▶ [Material for this task]
----
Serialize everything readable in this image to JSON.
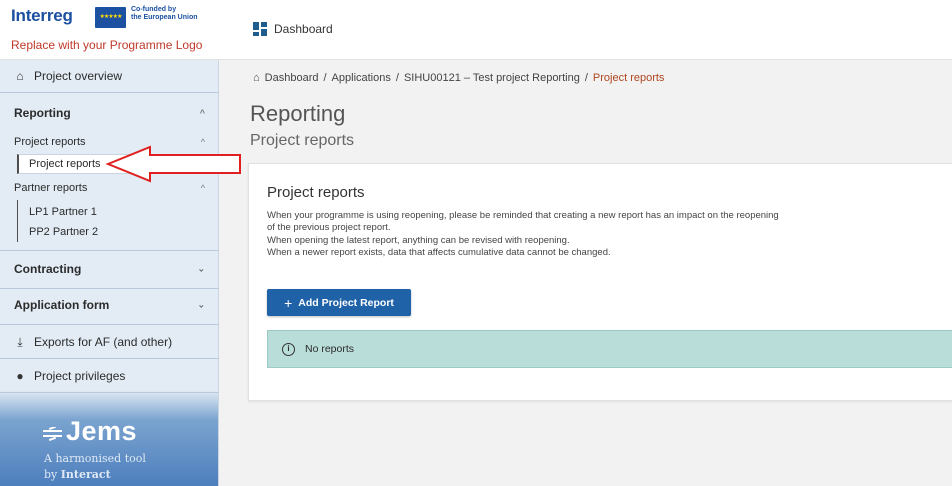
{
  "header": {
    "brand": "Interreg",
    "cofunded_line1": "Co-funded by",
    "cofunded_line2": "the European Union",
    "logo_placeholder": "Replace with your Programme Logo",
    "dashboard_label": "Dashboard"
  },
  "sidebar": {
    "project_overview": "Project overview",
    "reporting": "Reporting",
    "project_reports_group": "Project reports",
    "project_reports_item": "Project reports",
    "partner_reports_group": "Partner reports",
    "partners": [
      "LP1 Partner 1",
      "PP2 Partner 2"
    ],
    "contracting": "Contracting",
    "application_form": "Application form",
    "exports": "Exports for AF (and other)",
    "privileges": "Project privileges",
    "jems_name": "Jems",
    "jems_tag1": "A harmonised tool",
    "jems_tag2_prefix": "by ",
    "jems_tag2_bold": "Interact"
  },
  "breadcrumb": {
    "items": [
      "Dashboard",
      "Applications",
      "SIHU00121 – Test project Reporting"
    ],
    "current": "Project reports"
  },
  "page": {
    "title": "Reporting",
    "subtitle": "Project reports"
  },
  "card": {
    "title": "Project reports",
    "lines": [
      "When your programme is using reopening, please be reminded that creating a new report has an impact on the reopening",
      "of the previous project report.",
      "When opening the latest report, anything can be revised with reopening.",
      "When a newer report exists, data that affects cumulative data cannot be changed."
    ],
    "add_button": "Add Project Report",
    "empty_message": "No reports"
  },
  "colors": {
    "primary": "#1f62a8",
    "alert_bg": "#b9ddd9",
    "annotation_arrow": "#e02020",
    "breadcrumb_current": "#b0451f"
  }
}
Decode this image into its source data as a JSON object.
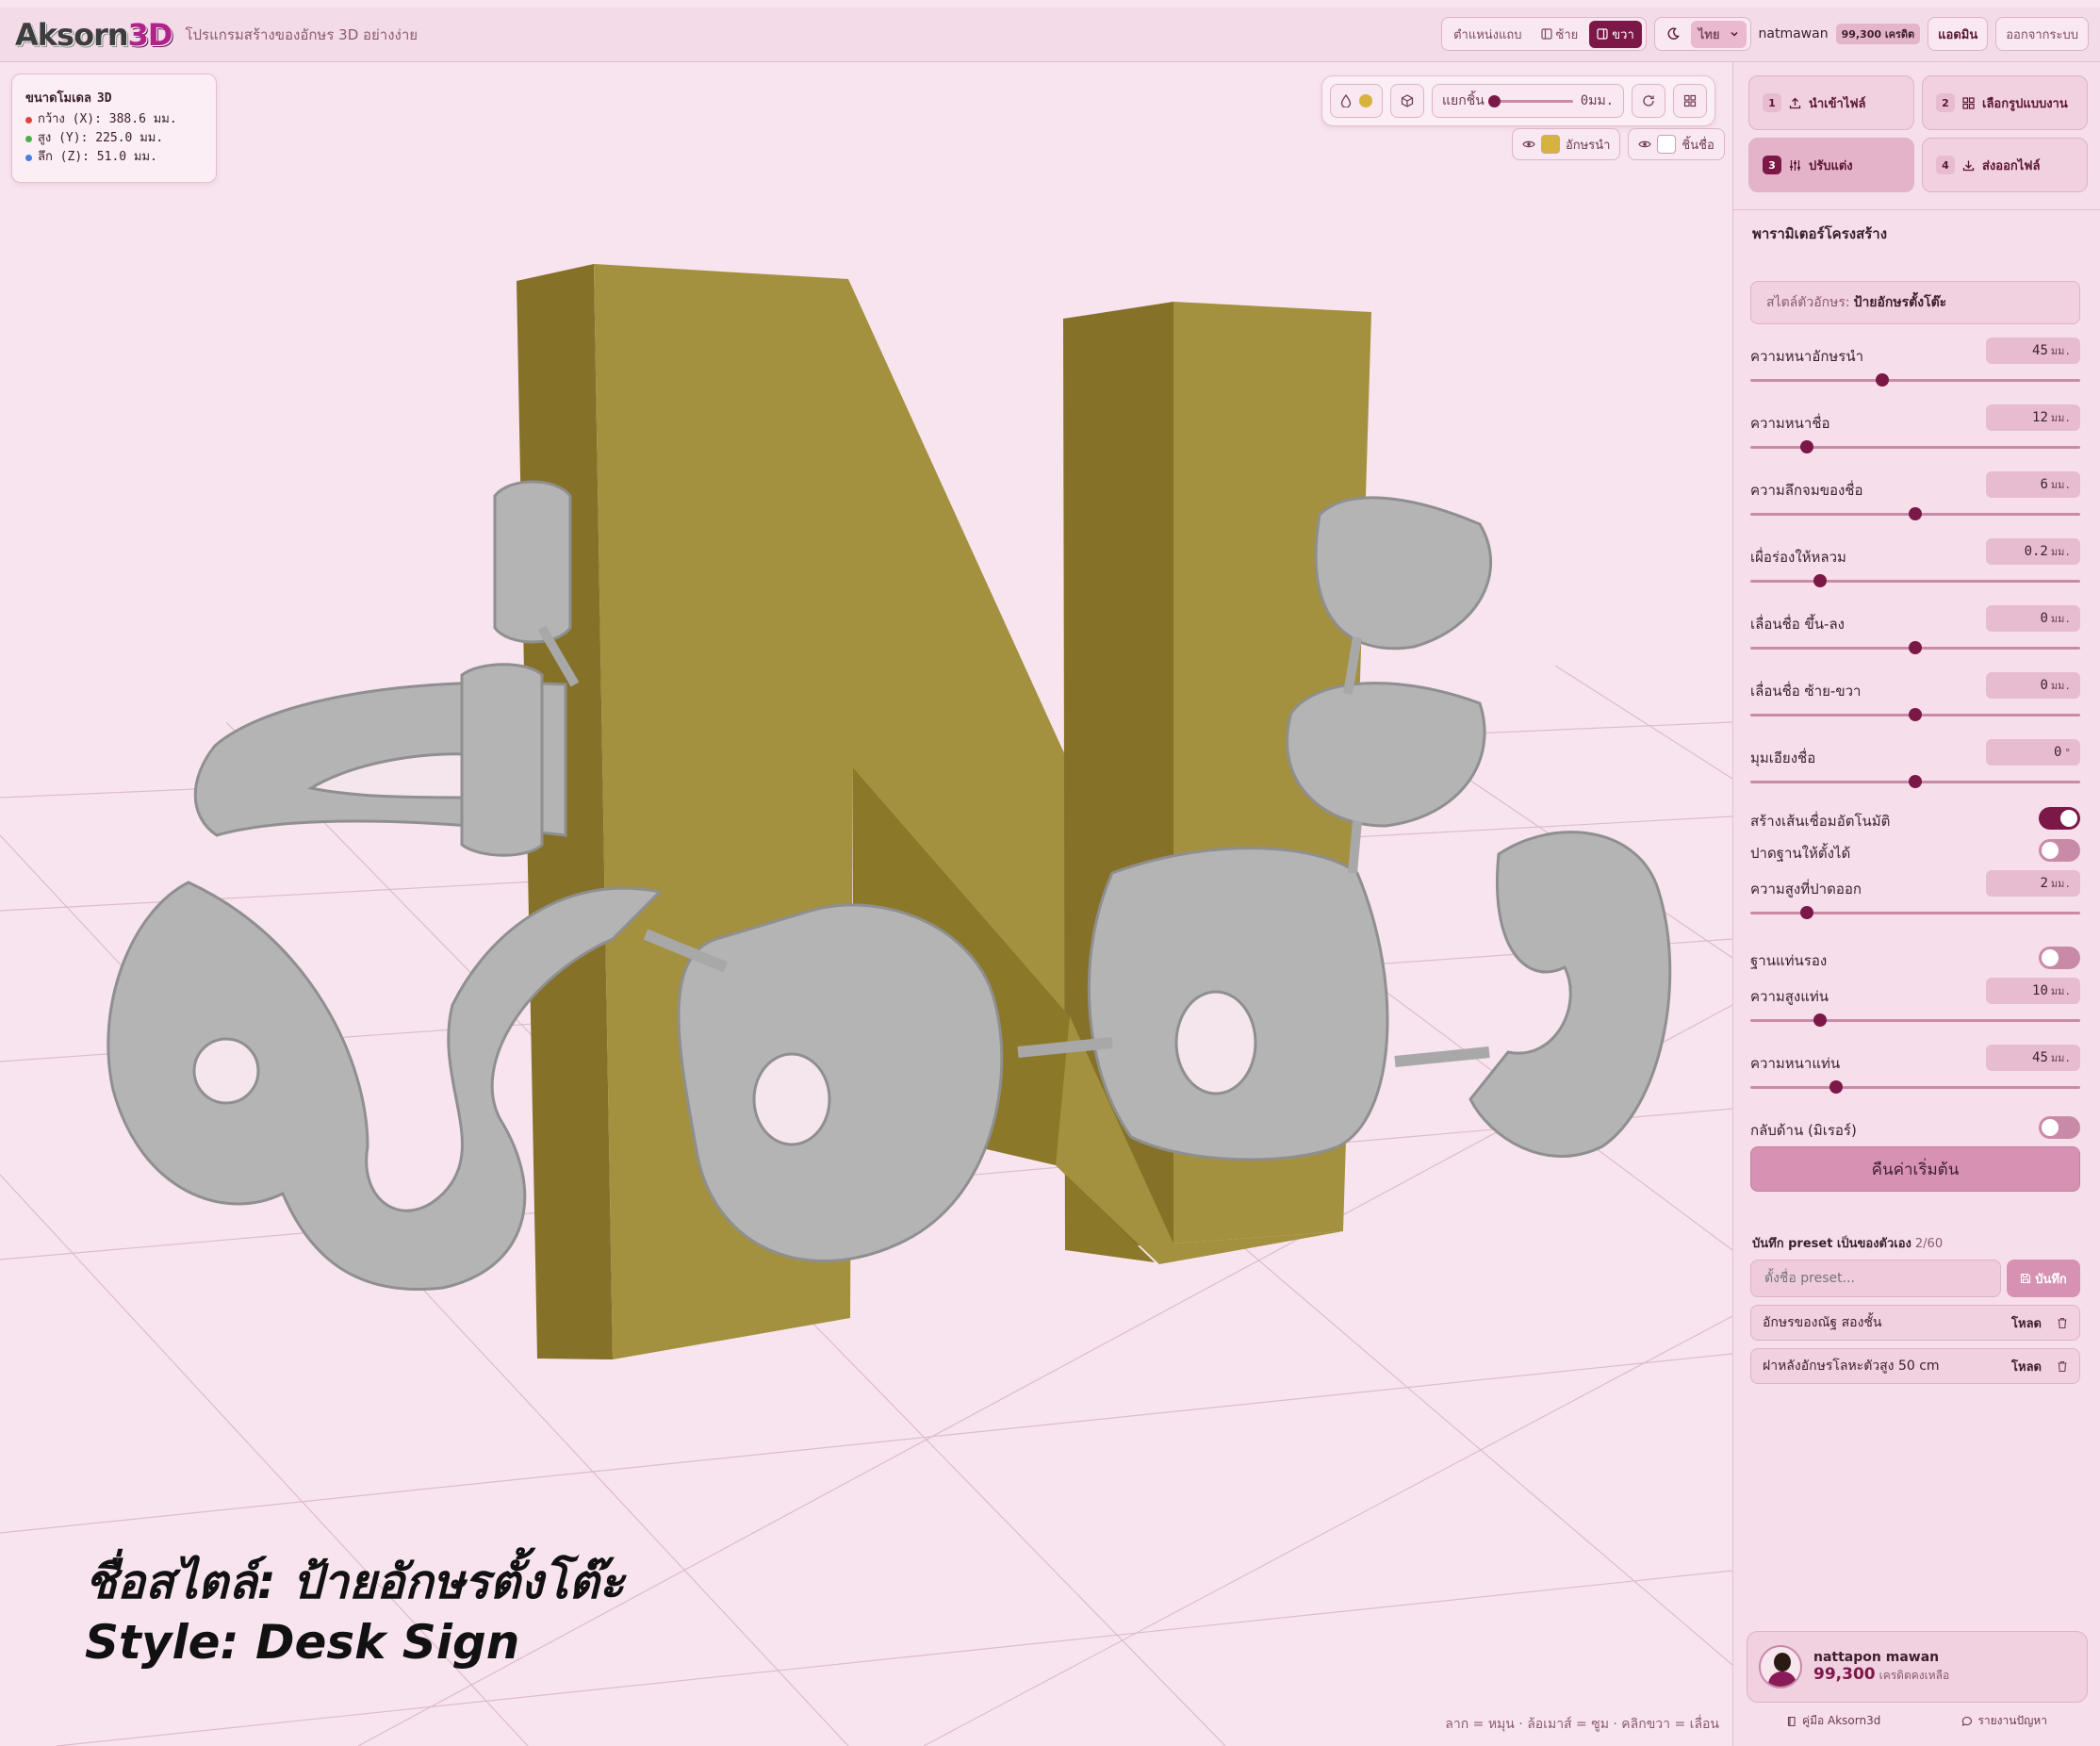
{
  "topbar": {
    "logo_main": "Aksorn",
    "logo_accent": "3D",
    "tagline": "โปรแกรมสร้างของอักษร 3D อย่างง่าย",
    "layout_label": "ตำแหน่งแถบ",
    "layout_left": "ซ้าย",
    "layout_right": "ขวา",
    "language": "ไทย",
    "username": "natmawan",
    "credits": "99,300 เครดิต",
    "admin_button": "แอดมิน",
    "logout_button": "ออกจากระบบ"
  },
  "viewport": {
    "dims_title": "ขนาดโมเดล",
    "dims_title_accent": "3D",
    "dim_x": "กว้าง (X): 388.6 มม.",
    "dim_y": "สูง (Y): 225.0 มม.",
    "dim_z": "ลึก (Z): 51.0 มม.",
    "dim_colors": {
      "x": "#e0443a",
      "y": "#47b04b",
      "z": "#4a7ee6"
    },
    "explode_label": "แยกชิ้น",
    "explode_value": "0มม.",
    "explode_level": 0,
    "toggle_lead": "อักษรนำ",
    "toggle_name": "ชิ้นชื่อ",
    "lead_color": "#d6b33f",
    "name_color": "#ffffff",
    "lead_letter": "N",
    "name_text": "ชื่อตั้ง",
    "caption_line1": "ชื่อสไตล์: ป้ายอักษรตั้งโต๊ะ",
    "caption_line2": "Style: Desk Sign",
    "hint": "ลาก = หมุน · ล้อเมาส์ = ซูม · คลิกขวา = เลื่อน"
  },
  "steps": [
    {
      "num": "1",
      "label": "นำเข้าไฟล์"
    },
    {
      "num": "2",
      "label": "เลือกรูปแบบงาน"
    },
    {
      "num": "3",
      "label": "ปรับแต่ง"
    },
    {
      "num": "4",
      "label": "ส่งออกไฟล์"
    }
  ],
  "panel": {
    "title": "พารามิเตอร์โครงสร้าง",
    "style_prefix": "สไตล์ตัวอักษร:",
    "style_value": "ป้ายอักษรตั้งโต๊ะ",
    "params_a": [
      {
        "label": "ความหนาอักษรนำ",
        "value": "45",
        "unit": "มม.",
        "pos": 0.4
      },
      {
        "label": "ความหนาชื่อ",
        "value": "12",
        "unit": "มม.",
        "pos": 0.17
      },
      {
        "label": "ความลึกจมของชื่อ",
        "value": "6",
        "unit": "มม.",
        "pos": 0.5
      },
      {
        "label": "เผื่อร่องให้หลวม",
        "value": "0.2",
        "unit": "มม.",
        "pos": 0.21
      },
      {
        "label": "เลื่อนชื่อ ขึ้น-ลง",
        "value": "0",
        "unit": "มม.",
        "pos": 0.5
      },
      {
        "label": "เลื่อนชื่อ ซ้าย-ขวา",
        "value": "0",
        "unit": "มม.",
        "pos": 0.5
      },
      {
        "label": "มุมเอียงชื่อ",
        "value": "0",
        "unit": "°",
        "pos": 0.5
      }
    ],
    "toggle_connect": "สร้างเส้นเชื่อมอัตโนมัติ",
    "toggle_flatten": "ปาดฐานให้ตั้งได้",
    "param_cut": {
      "label": "ความสูงที่ปาดออก",
      "value": "2",
      "unit": "มม.",
      "pos": 0.17
    },
    "toggle_base": "ฐานแท่นรอง",
    "param_base_h": {
      "label": "ความสูงแท่น",
      "value": "10",
      "unit": "มม.",
      "pos": 0.21
    },
    "param_base_t": {
      "label": "ความหนาแท่น",
      "value": "45",
      "unit": "มม.",
      "pos": 0.26
    },
    "toggle_mirror": "กลับด้าน (มิเรอร์)",
    "reset_button": "คืนค่าเริ่มต้น",
    "preset_title": "บันทึก preset เป็นของตัวเอง",
    "preset_count": "2/60",
    "preset_placeholder": "ตั้งชื่อ preset...",
    "preset_save": "บันทึก",
    "presets": [
      {
        "name": "อักษรของณัฐ สองชั้น",
        "load": "โหลด"
      },
      {
        "name": "ฝาหลังอักษรโลหะตัวสูง 50 cm",
        "load": "โหลด"
      }
    ]
  },
  "user_card": {
    "name": "nattapon mawan",
    "credits": "99,300",
    "credits_label": "เครดิตคงเหลือ"
  },
  "footer": {
    "manual": "คู่มือ Aksorn3d",
    "report": "รายงานปัญหา"
  }
}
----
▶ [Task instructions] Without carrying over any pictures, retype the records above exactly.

▶ [Task response]
Serialize everything readable in this image to JSON.
{
  "header": {
    "brand": "Interreg",
    "cofunded_line1": "Co-funded by",
    "cofunded_line2": "the European Union",
    "logo_placeholder": "Replace with your Programme Logo",
    "dashboard_label": "Dashboard"
  },
  "sidebar": {
    "project_overview": "Project overview",
    "reporting": "Reporting",
    "project_reports_group": "Project reports",
    "project_reports_item": "Project reports",
    "partner_reports_group": "Partner reports",
    "partners": [
      "LP1 Partner 1",
      "PP2 Partner 2"
    ],
    "contracting": "Contracting",
    "application_form": "Application form",
    "exports": "Exports for AF (and other)",
    "privileges": "Project privileges",
    "jems_name": "Jems",
    "jems_tag1": "A harmonised tool",
    "jems_tag2_prefix": "by ",
    "jems_tag2_bold": "Interact"
  },
  "breadcrumb": {
    "items": [
      "Dashboard",
      "Applications",
      "SIHU00121 – Test project Reporting"
    ],
    "current": "Project reports"
  },
  "page": {
    "title": "Reporting",
    "subtitle": "Project reports"
  },
  "card": {
    "title": "Project reports",
    "lines": [
      "When your programme is using reopening, please be reminded that creating a new report has an impact on the reopening",
      "of the previous project report.",
      "When opening the latest report, anything can be revised with reopening.",
      "When a newer report exists, data that affects cumulative data cannot be changed."
    ],
    "add_button": "Add Project Report",
    "empty_message": "No reports"
  },
  "colors": {
    "primary": "#1f62a8",
    "alert_bg": "#b9ddd9",
    "annotation_arrow": "#e02020",
    "breadcrumb_current": "#b0451f"
  }
}
Decode this image into its source data as a JSON object.
{
  "topbar": {
    "logo_main": "Aksorn",
    "logo_accent": "3D",
    "tagline": "โปรแกรมสร้างของอักษร 3D อย่างง่าย",
    "layout_label": "ตำแหน่งแถบ",
    "layout_left": "ซ้าย",
    "layout_right": "ขวา",
    "language": "ไทย",
    "username": "natmawan",
    "credits": "99,300 เครดิต",
    "admin_button": "แอดมิน",
    "logout_button": "ออกจากระบบ"
  },
  "viewport": {
    "dims_title": "ขนาดโมเดล",
    "dims_title_accent": "3D",
    "dim_x": "กว้าง (X): 388.6 มม.",
    "dim_y": "สูง (Y): 225.0 มม.",
    "dim_z": "ลึก (Z): 51.0 มม.",
    "dim_colors": {
      "x": "#e0443a",
      "y": "#47b04b",
      "z": "#4a7ee6"
    },
    "explode_label": "แยกชิ้น",
    "explode_value": "0มม.",
    "explode_level": 0,
    "toggle_lead": "อักษรนำ",
    "toggle_name": "ชิ้นชื่อ",
    "lead_color": "#d6b33f",
    "name_color": "#ffffff",
    "lead_letter": "N",
    "name_text": "ชื่อตั้ง",
    "caption_line1": "ชื่อสไตล์: ป้ายอักษรตั้งโต๊ะ",
    "caption_line2": "Style: Desk Sign",
    "hint": "ลาก = หมุน · ล้อเมาส์ = ซูม · คลิกขวา = เลื่อน"
  },
  "steps": [
    {
      "num": "1",
      "label": "นำเข้าไฟล์"
    },
    {
      "num": "2",
      "label": "เลือกรูปแบบงาน"
    },
    {
      "num": "3",
      "label": "ปรับแต่ง"
    },
    {
      "num": "4",
      "label": "ส่งออกไฟล์"
    }
  ],
  "panel": {
    "title": "พารามิเตอร์โครงสร้าง",
    "style_prefix": "สไตล์ตัวอักษร:",
    "style_value": "ป้ายอักษรตั้งโต๊ะ",
    "params_a": [
      {
        "label": "ความหนาอักษรนำ",
        "value": "45",
        "unit": "มม.",
        "pos": 0.4
      },
      {
        "label": "ความหนาชื่อ",
        "value": "12",
        "unit": "มม.",
        "pos": 0.17
      },
      {
        "label": "ความลึกจมของชื่อ",
        "value": "6",
        "unit": "มม.",
        "pos": 0.5
      },
      {
        "label": "เผื่อร่องให้หลวม",
        "value": "0.2",
        "unit": "มม.",
        "pos": 0.21
      },
      {
        "label": "เลื่อนชื่อ ขึ้น-ลง",
        "value": "0",
        "unit": "มม.",
        "pos": 0.5
      },
      {
        "label": "เลื่อนชื่อ ซ้าย-ขวา",
        "value": "0",
        "unit": "มม.",
        "pos": 0.5
      },
      {
        "label": "มุมเอียงชื่อ",
        "value": "0",
        "unit": "°",
        "pos": 0.5
      }
    ],
    "toggle_connect": "สร้างเส้นเชื่อมอัตโนมัติ",
    "toggle_flatten": "ปาดฐานให้ตั้งได้",
    "param_cut": {
      "label": "ความสูงที่ปาดออก",
      "value": "2",
      "unit": "มม.",
      "pos": 0.17
    },
    "toggle_base": "ฐานแท่นรอง",
    "param_base_h": {
      "label": "ความสูงแท่น",
      "value": "10",
      "unit": "มม.",
      "pos": 0.21
    },
    "param_base_t": {
      "label": "ความหนาแท่น",
      "value": "45",
      "unit": "มม.",
      "pos": 0.26
    },
    "toggle_mirror": "กลับด้าน (มิเรอร์)",
    "reset_button": "คืนค่าเริ่มต้น",
    "preset_title": "บันทึก preset เป็นของตัวเอง",
    "preset_count": "2/60",
    "preset_placeholder": "ตั้งชื่อ preset...",
    "preset_save": "บันทึก",
    "presets": [
      {
        "name": "อักษรของณัฐ สองชั้น",
        "load": "โหลด"
      },
      {
        "name": "ฝาหลังอักษรโลหะตัวสูง 50 cm",
        "load": "โหลด"
      }
    ]
  },
  "user_card": {
    "name": "nattapon mawan",
    "credits": "99,300",
    "credits_label": "เครดิตคงเหลือ"
  },
  "footer": {
    "manual": "คู่มือ Aksorn3d",
    "report": "รายงานปัญหา"
  }
}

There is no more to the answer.